As India’s demographics grow younger, the issue of sustainable employment raises its ugly head. This coupled with the volatile economic growth that the country is currently going through, springs up a challenge for the industry. At the recently held sixth HR summit, experts from the corporate world gathered on a common platform to discuss—creation of productive jobs and the sectors that need to be developed in order to leverage and create ample opportunities. Industry experts put their money on a number of alternatives that will help generate a decent livelihood for the youth. Of the country’s approximately 500 million workforce, 14 per cent is in the formal economy and 86 per cent is in the unorganised sector. However, this 86 per cent is not well-trained or recognised in the job market, say experts.
Dharmakirti Joshi, chief economist, CRISIL Ltd, who spoke at the summit, said, “Thanks to the stereotypical perceptions towards certain jobs, a vast amount of skilled labour is caught in the wrong job resulting in high attrition rate.” He further suggested that blue collar jobs like that of a plumber and electrician actually get paid more as compared to the good jobs where the remuneration was not necessarily high at all levels.
Referring to the obsession of sticking firmly with the organised sector, K Ramkumar, executive director, ICICI Bank Ltd opined that “a one-sided approach would not help”. The key according to him, and all other panellists, lay in “making the jobs in the unorganised sector attractive and free of stereotypes, so that graduates would opt for them.”
Emphasising the benefit of entrepreneurship Ramkumar suggested that proper training and mentoring could create self-employed professionals. He also criticised corporate for hiring graduates at poor salaries and “taking them for granted”.
Most of the panellists confessed to ignoring the Apprenticeship Act 1961. “Almost 90 per cent of the companies don’t opt for engaging apprentices although it is a key step in training manpower for the industry,” commented Ramkumar.
Coordinator of the discussion, Anil Sachdev, founder, School of Inspired Leadership (SOIL), said, “Statistics bring to light a harsh reality. A surplus human resource needs to be tapped effectively.
Corporate must wake up and ask the question—what can we do to tap the surplus manpower? And who is going to solve this problem?”
While agreeing that employing 10 million every year was an enormous task, NIIT chairman Rajendra Pawar said he would treat this as an opportunity. Sectors like textile and food processing had the potential of giving more sustainable employment since they used renewable resources, he said. Leo Puri, managing director, UTI Asset Management Company Ltd, agreed with Pawar. He said, “There is a limit to the number of jobs that IT, finance and retail can create.
These sectors enjoyed their boom time, but the bubble will not last for a long.” In order to employ the vast workforce, a diversified outlook is required. “India is still a pariah when it comes to the manufacturing sector.
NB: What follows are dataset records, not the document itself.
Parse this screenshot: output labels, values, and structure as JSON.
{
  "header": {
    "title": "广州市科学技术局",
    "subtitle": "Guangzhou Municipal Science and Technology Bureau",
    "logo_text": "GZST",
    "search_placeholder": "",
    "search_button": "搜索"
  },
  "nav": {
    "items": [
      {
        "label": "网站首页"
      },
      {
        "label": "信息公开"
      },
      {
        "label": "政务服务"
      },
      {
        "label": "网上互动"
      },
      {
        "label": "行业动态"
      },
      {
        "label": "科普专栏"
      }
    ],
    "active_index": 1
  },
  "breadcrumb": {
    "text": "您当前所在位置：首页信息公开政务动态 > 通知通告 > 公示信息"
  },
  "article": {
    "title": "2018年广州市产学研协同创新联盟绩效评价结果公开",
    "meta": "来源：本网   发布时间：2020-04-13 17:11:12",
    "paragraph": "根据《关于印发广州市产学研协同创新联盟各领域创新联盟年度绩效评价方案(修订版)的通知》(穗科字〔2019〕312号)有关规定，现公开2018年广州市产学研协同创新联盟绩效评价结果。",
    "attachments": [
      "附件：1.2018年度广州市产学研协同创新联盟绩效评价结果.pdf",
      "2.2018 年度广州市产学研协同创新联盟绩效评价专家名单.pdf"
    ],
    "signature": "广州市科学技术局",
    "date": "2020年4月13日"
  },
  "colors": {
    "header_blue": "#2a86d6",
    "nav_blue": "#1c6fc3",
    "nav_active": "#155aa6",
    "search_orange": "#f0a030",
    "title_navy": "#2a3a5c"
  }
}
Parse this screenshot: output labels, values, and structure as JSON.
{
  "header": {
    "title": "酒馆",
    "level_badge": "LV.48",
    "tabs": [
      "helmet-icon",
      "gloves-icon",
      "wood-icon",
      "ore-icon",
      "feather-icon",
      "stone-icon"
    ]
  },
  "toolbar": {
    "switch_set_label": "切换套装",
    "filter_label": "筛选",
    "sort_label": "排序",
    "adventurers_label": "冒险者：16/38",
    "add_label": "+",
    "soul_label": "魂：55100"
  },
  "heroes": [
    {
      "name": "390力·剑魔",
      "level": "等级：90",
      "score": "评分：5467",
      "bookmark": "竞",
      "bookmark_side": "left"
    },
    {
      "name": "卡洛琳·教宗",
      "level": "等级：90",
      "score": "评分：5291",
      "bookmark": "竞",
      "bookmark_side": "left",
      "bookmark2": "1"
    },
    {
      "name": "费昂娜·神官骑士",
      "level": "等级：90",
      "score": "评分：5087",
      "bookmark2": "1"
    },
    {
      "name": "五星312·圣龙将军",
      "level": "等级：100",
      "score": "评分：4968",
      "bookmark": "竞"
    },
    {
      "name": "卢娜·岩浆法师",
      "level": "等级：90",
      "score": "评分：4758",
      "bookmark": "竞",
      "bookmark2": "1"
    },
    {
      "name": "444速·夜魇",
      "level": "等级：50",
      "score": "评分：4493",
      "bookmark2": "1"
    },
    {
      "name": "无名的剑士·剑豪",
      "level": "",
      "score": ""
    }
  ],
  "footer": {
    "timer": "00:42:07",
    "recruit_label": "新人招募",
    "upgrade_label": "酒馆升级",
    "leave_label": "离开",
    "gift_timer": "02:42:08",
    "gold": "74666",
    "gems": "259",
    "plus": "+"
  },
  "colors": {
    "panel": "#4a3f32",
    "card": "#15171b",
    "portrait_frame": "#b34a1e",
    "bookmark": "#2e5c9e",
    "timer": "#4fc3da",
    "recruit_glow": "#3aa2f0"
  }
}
With its capacity to create 40 to 50 per cent of jobs, the sector can be a catalyst to create employment,” said Puri. Ramkumar presented a global view on the problem of tackling surplus manpower. “Even developed countries of the world have not been able to create 10 million jobs.
This is true of even China—the go getter,” he said. Pawar summed the issue of handling manpower surplus with an analogy used by Nicholas Negroponte, author of the best seller “Being Digital” in connection with Massachusetts Institute of Technology’s Centre of Bits and Atoms. Unlimited in nature, Bits is a product of the human mind, unlike an atom, which is a natural entity and is limited. “In a post industrial era, we need to use the human mind to create Bits. The economy of Bits will be an economy of abundance,” he signed off.
Food for Thought
- Investment policies in different sectors must be revisited with a focus on creating jobs
- Encourage entrepreneurship in areas in which the capital expenditure is low, for example Handicrafts, toy making and other
- Encourage graduates to take up teaching as a profession. This will also help to fill in the demand for primary teachers in the country
- Focus not only on graduates but also on skilled class 10 and 12 drop-outs, who can be instrumental in driving the workplace
- Why focus only on English-speaking employees? India being a diverse country people with regional language skills should not be marginalised from the workforce.